Cities’ secret advantage in the energy transition is their ability to act swiftly and ambitiously to curb big polluters.
The majority of energy consumption worldwide happens in cities, a trend which is only likely to increase. In 2018, around three-quarters of global final energy use was concentrated in cities, compared to just 45% in 1990. Unsurprisingly, around 75% of total global CO2 emissions are produced in urban areas.
As energy consumers, managers of energy networks and energy producers, city governments play key roles in the energy transition. City actors are uniquely positioned to decarbonise high-polluting energy end-use sectors, like heating and cooling in buildings, and the transport sector.
Although efforts in the power sector have been the focus of news coverage, heating, cooling and transport account for the lion’s share of total final energy consumption worldwide. More than 80% of all energy used is located in these sectors: transport accounting for 32%, and heating and cooling for a massive 51%.
To increase the share of renewables in their own operations and infrastructure, city governments are switching to renewables for their municipal operations. Think: renewably powered and heated offices, recreation facilities, schools and public housing, renewably-powered street lighting, and entire municipal transport fleets running on renewables.
City governments can produce renewable energy locally
Some city governments are also using their urban activity to produce renewable energy locally. For example, installing distributed renewable technologies on their own buildings, and using urban waste and wastewater to produce biogas, biomethane and other biofuels.
More importantly, city governments can implement policies to influence the choices of businesses, households, communities and other urban actors to encourage them to use renewables. Many local governments are responsible for urban planning and zoning, and can influence the design of buildings and other urban infrastructure through ambitious renewable energy targets and comprehensive policies.
For example, municipal governments can implement building codes that mandate the integration of energy efficiency and renewable energy solutions. They can ban the use of fossil fuels to power and heat buildings, and instead subsidise green roofs equipped with solar systems and electric vehicles that rely on renewable electricity for charging.

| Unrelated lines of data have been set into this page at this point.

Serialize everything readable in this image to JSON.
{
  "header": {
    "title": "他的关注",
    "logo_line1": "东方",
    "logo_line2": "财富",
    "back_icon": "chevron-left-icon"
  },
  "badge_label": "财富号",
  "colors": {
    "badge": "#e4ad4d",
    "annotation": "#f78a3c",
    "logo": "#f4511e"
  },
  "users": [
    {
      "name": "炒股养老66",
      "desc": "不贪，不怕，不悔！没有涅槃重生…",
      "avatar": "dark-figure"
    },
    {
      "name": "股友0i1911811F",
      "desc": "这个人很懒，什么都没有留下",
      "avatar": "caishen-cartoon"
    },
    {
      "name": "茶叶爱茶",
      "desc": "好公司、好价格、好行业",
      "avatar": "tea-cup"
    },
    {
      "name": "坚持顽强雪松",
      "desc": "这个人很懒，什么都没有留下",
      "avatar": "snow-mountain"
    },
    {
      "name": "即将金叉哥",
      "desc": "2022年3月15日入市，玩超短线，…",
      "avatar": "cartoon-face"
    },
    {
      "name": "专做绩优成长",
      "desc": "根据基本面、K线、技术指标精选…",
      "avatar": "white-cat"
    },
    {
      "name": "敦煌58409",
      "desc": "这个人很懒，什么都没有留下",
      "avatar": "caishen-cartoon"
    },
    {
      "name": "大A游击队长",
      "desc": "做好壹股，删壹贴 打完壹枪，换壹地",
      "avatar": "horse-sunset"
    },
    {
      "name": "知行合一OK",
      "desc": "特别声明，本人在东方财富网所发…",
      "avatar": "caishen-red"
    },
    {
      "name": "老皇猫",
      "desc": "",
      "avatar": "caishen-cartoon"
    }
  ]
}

In transport, they can use zoning to ban the use of high polluting vehicles such as private cars. At the same time, they can improve public transport and the walkability and cyclability of cities to encourage active modes of transport.
Cities are acting swiftly for renewable energy policy

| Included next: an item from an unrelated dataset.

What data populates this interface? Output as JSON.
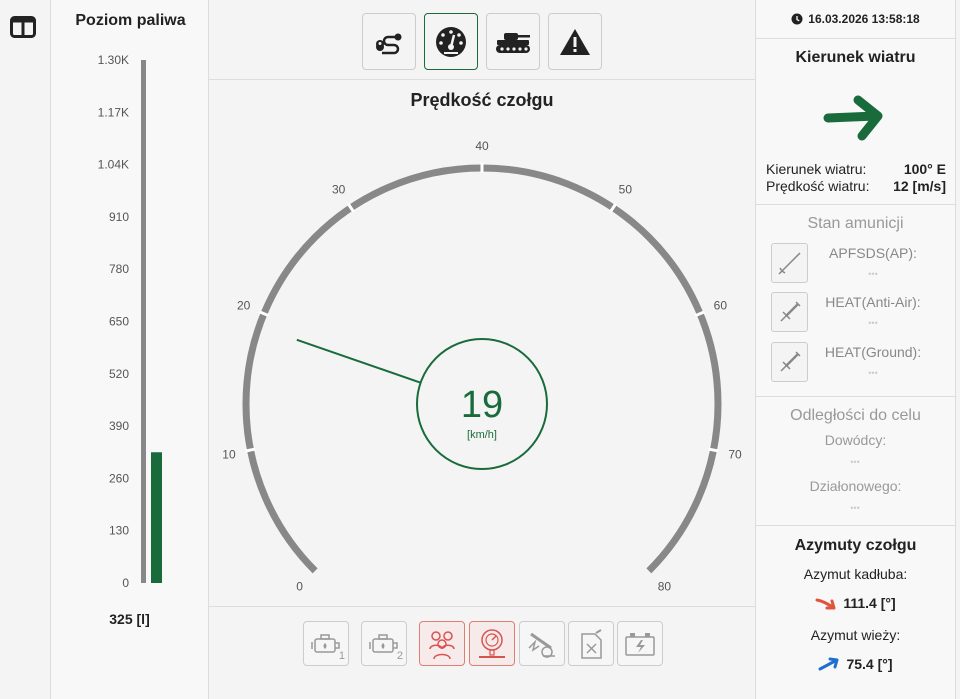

In some cases, city governments have an advantage when it comes to policy making and implementation. Without the heavy administrative processes found at the national level, city governments are more nimble than their higher-level counterparts. When they are given the necessary governance authority or autonomy, they are able to act swiftly and boldly in the shift to renewables.
We saw this in action during the COVID-19 lockdown. Metropoles including Paris, Milan and Berlin gave up road space in favour of walking and cycling lanes. Meanwhile, Amsterdam adopted a new model for the city’s economic recovery: a doughnut model, with the UN’s Sustainable Development Goals at its core.

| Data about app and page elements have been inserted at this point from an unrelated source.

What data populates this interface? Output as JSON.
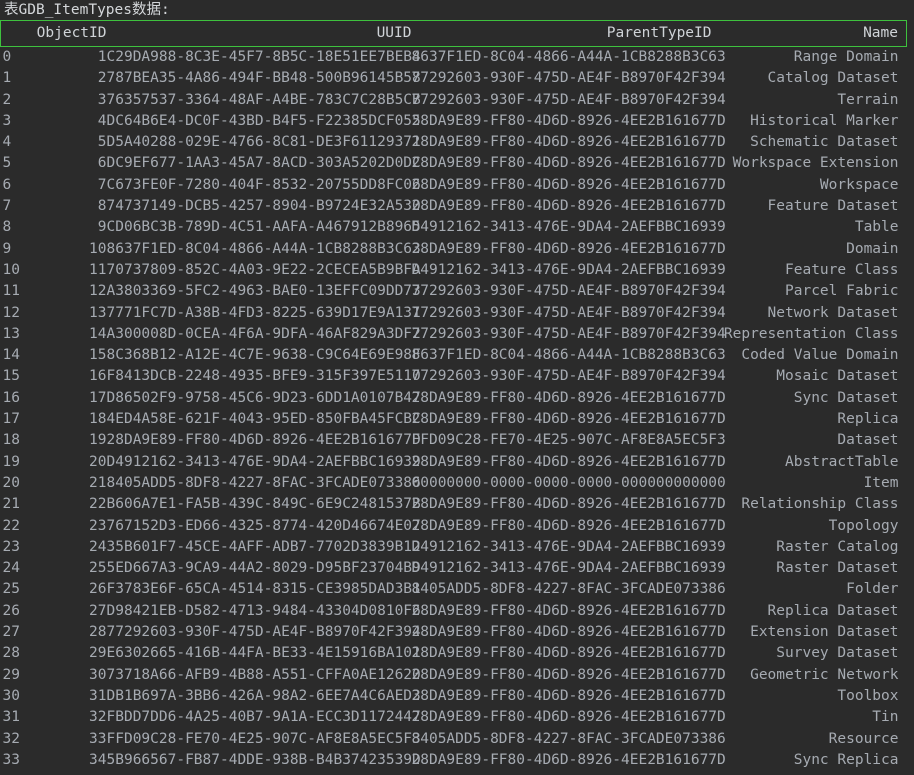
{
  "terminal": {
    "title_line": "表GDB_ItemTypes数据:",
    "background_color": "#2b2b2b",
    "text_color": "#a6abb2",
    "header_border_color": "#3ec13e"
  },
  "table": {
    "name": "GDB_ItemTypes",
    "columns": [
      "",
      "ObjectID",
      "UUID",
      "ParentTypeID",
      "Name"
    ],
    "rows": [
      [
        "0",
        "1",
        "C29DA988-8C3E-45F7-8B5C-18E51EE7BEB4",
        "8637F1ED-8C04-4866-A44A-1CB8288B3C63",
        "Range Domain"
      ],
      [
        "1",
        "2",
        "787BEA35-4A86-494F-BB48-500B96145B58",
        "77292603-930F-475D-AE4F-B8970F42F394",
        "Catalog Dataset"
      ],
      [
        "2",
        "3",
        "76357537-3364-48AF-A4BE-783C7C28B5CB",
        "77292603-930F-475D-AE4F-B8970F42F394",
        "Terrain"
      ],
      [
        "3",
        "4",
        "DC64B6E4-DC0F-43BD-B4F5-F22385DCF055",
        "28DA9E89-FF80-4D6D-8926-4EE2B161677D",
        "Historical Marker"
      ],
      [
        "4",
        "5",
        "D5A40288-029E-4766-8C81-DE3F61129371",
        "28DA9E89-FF80-4D6D-8926-4EE2B161677D",
        "Schematic Dataset"
      ],
      [
        "5",
        "6",
        "DC9EF677-1AA3-45A7-8ACD-303A5202D0DC",
        "28DA9E89-FF80-4D6D-8926-4EE2B161677D",
        "Workspace Extension"
      ],
      [
        "6",
        "7",
        "C673FE0F-7280-404F-8532-20755DD8FC06",
        "28DA9E89-FF80-4D6D-8926-4EE2B161677D",
        "Workspace"
      ],
      [
        "7",
        "8",
        "74737149-DCB5-4257-8904-B9724E32A530",
        "28DA9E89-FF80-4D6D-8926-4EE2B161677D",
        "Feature Dataset"
      ],
      [
        "8",
        "9",
        "CD06BC3B-789D-4C51-AAFA-A467912B8965",
        "D4912162-3413-476E-9DA4-2AEFBBC16939",
        "Table"
      ],
      [
        "9",
        "10",
        "8637F1ED-8C04-4866-A44A-1CB8288B3C63",
        "28DA9E89-FF80-4D6D-8926-4EE2B161677D",
        "Domain"
      ],
      [
        "10",
        "11",
        "70737809-852C-4A03-9E22-2CECEA5B9BFA",
        "D4912162-3413-476E-9DA4-2AEFBBC16939",
        "Feature Class"
      ],
      [
        "11",
        "12",
        "A3803369-5FC2-4963-BAE0-13EFFC09DD73",
        "77292603-930F-475D-AE4F-B8970F42F394",
        "Parcel Fabric"
      ],
      [
        "12",
        "13",
        "7771FC7D-A38B-4FD3-8225-639D17E9A131",
        "77292603-930F-475D-AE4F-B8970F42F394",
        "Network Dataset"
      ],
      [
        "13",
        "14",
        "A300008D-0CEA-4F6A-9DFA-46AF829A3DF2",
        "77292603-930F-475D-AE4F-B8970F42F394",
        "Representation Class"
      ],
      [
        "14",
        "15",
        "8C368B12-A12E-4C7E-9638-C9C64E69E98F",
        "8637F1ED-8C04-4866-A44A-1CB8288B3C63",
        "Coded Value Domain"
      ],
      [
        "15",
        "16",
        "F8413DCB-2248-4935-BFE9-315F397E5110",
        "77292603-930F-475D-AE4F-B8970F42F394",
        "Mosaic Dataset"
      ],
      [
        "16",
        "17",
        "D86502F9-9758-45C6-9D23-6DD1A0107B47",
        "28DA9E89-FF80-4D6D-8926-4EE2B161677D",
        "Sync Dataset"
      ],
      [
        "17",
        "18",
        "4ED4A58E-621F-4043-95ED-850FBA45FCBC",
        "28DA9E89-FF80-4D6D-8926-4EE2B161677D",
        "Replica"
      ],
      [
        "18",
        "19",
        "28DA9E89-FF80-4D6D-8926-4EE2B161677D",
        "FFD09C28-FE70-4E25-907C-AF8E8A5EC5F3",
        "Dataset"
      ],
      [
        "19",
        "20",
        "D4912162-3413-476E-9DA4-2AEFBBC16939",
        "28DA9E89-FF80-4D6D-8926-4EE2B161677D",
        "AbstractTable"
      ],
      [
        "20",
        "21",
        "8405ADD5-8DF8-4227-8FAC-3FCADE073386",
        "00000000-0000-0000-0000-000000000000",
        "Item"
      ],
      [
        "21",
        "22",
        "B606A7E1-FA5B-439C-849C-6E9C2481537B",
        "28DA9E89-FF80-4D6D-8926-4EE2B161677D",
        "Relationship Class"
      ],
      [
        "22",
        "23",
        "767152D3-ED66-4325-8774-420D46674E07",
        "28DA9E89-FF80-4D6D-8926-4EE2B161677D",
        "Topology"
      ],
      [
        "23",
        "24",
        "35B601F7-45CE-4AFF-ADB7-7702D3839B12",
        "D4912162-3413-476E-9DA4-2AEFBBC16939",
        "Raster Catalog"
      ],
      [
        "24",
        "25",
        "5ED667A3-9CA9-44A2-8029-D95BF23704B9",
        "D4912162-3413-476E-9DA4-2AEFBBC16939",
        "Raster Dataset"
      ],
      [
        "25",
        "26",
        "F3783E6F-65CA-4514-8315-CE3985DAD3B1",
        "8405ADD5-8DF8-4227-8FAC-3FCADE073386",
        "Folder"
      ],
      [
        "26",
        "27",
        "D98421EB-D582-4713-9484-43304D0810F6",
        "28DA9E89-FF80-4D6D-8926-4EE2B161677D",
        "Replica Dataset"
      ],
      [
        "27",
        "28",
        "77292603-930F-475D-AE4F-B8970F42F394",
        "28DA9E89-FF80-4D6D-8926-4EE2B161677D",
        "Extension Dataset"
      ],
      [
        "28",
        "29",
        "E6302665-416B-44FA-BE33-4E15916BA101",
        "28DA9E89-FF80-4D6D-8926-4EE2B161677D",
        "Survey Dataset"
      ],
      [
        "29",
        "30",
        "73718A66-AFB9-4B88-A551-CFFA0AE12620",
        "28DA9E89-FF80-4D6D-8926-4EE2B161677D",
        "Geometric Network"
      ],
      [
        "30",
        "31",
        "DB1B697A-3BB6-426A-98A2-6EE7A4C6AED3",
        "28DA9E89-FF80-4D6D-8926-4EE2B161677D",
        "Toolbox"
      ],
      [
        "31",
        "32",
        "FBDD7DD6-4A25-40B7-9A1A-ECC3D1172447",
        "28DA9E89-FF80-4D6D-8926-4EE2B161677D",
        "Tin"
      ],
      [
        "32",
        "33",
        "FFD09C28-FE70-4E25-907C-AF8E8A5EC5F3",
        "8405ADD5-8DF8-4227-8FAC-3FCADE073386",
        "Resource"
      ],
      [
        "33",
        "34",
        "5B966567-FB87-4DDE-938B-B4B37423539D",
        "28DA9E89-FF80-4D6D-8926-4EE2B161677D",
        "Sync Replica"
      ]
    ]
  }
}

Here at REN21, we want to inspire and equip urban stakeholders to take action towards renewables. The new Renewables in Cities 2021 Global Status Report will give the latest updates on renewable energy uptake in cities, as well as policy success stories from urban areas worldwide. This year’s report has a special focus on cities in Sub-Saharan Africa.
Don’t miss out! To register for the main launch event or to sign up to receive email updates about the 2021 report and launch events, click here.